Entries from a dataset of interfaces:
>>>

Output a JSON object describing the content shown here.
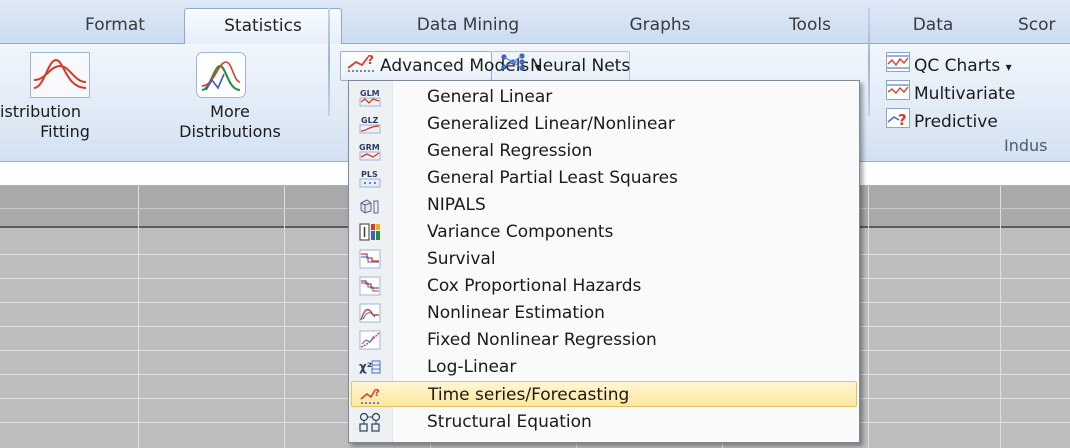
{
  "tabs": [
    {
      "label": "Format",
      "active": false
    },
    {
      "label": "Statistics",
      "active": true
    },
    {
      "label": "Data Mining",
      "active": false
    },
    {
      "label": "Graphs",
      "active": false
    },
    {
      "label": "Tools",
      "active": false
    },
    {
      "label": "Data",
      "active": false
    },
    {
      "label": "Scor",
      "active": false
    }
  ],
  "ribbon": {
    "distribution_fitting": {
      "line1": "istribution",
      "line2": "Fitting"
    },
    "more_distributions": {
      "line1": "More",
      "line2": "Distributions"
    },
    "advanced_models": "Advanced Models",
    "neural_nets": "Neural Nets",
    "qc_charts": "QC Charts",
    "multivariate": "Multivariate",
    "predictive": "Predictive",
    "industrial_group_label": "Indus"
  },
  "menu": {
    "items": [
      {
        "label": "General Linear",
        "icon": "glm-icon"
      },
      {
        "label": "Generalized Linear/Nonlinear",
        "icon": "glz-icon"
      },
      {
        "label": "General Regression",
        "icon": "grm-icon"
      },
      {
        "label": "General Partial Least Squares",
        "icon": "pls-icon"
      },
      {
        "label": "NIPALS",
        "icon": "nipals-icon"
      },
      {
        "label": "Variance Components",
        "icon": "variance-icon"
      },
      {
        "label": "Survival",
        "icon": "survival-icon"
      },
      {
        "label": "Cox Proportional Hazards",
        "icon": "cox-icon"
      },
      {
        "label": "Nonlinear Estimation",
        "icon": "nonlinear-icon"
      },
      {
        "label": "Fixed Nonlinear Regression",
        "icon": "fixed-nonlinear-icon"
      },
      {
        "label": "Log-Linear",
        "icon": "loglinear-icon"
      },
      {
        "label": "Time series/Forecasting",
        "icon": "timeseries-icon",
        "selected": true
      },
      {
        "label": "Structural Equation",
        "icon": "sem-icon"
      }
    ]
  },
  "colors": {
    "ribbon": "#dde8f5",
    "selected_item": "#ffe7a1",
    "grid": "#bdbdbd"
  }
}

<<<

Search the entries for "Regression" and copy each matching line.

- **Problem solution**:
        "label": "General Regression",
        "label": "Fixed Nonlinear Regression",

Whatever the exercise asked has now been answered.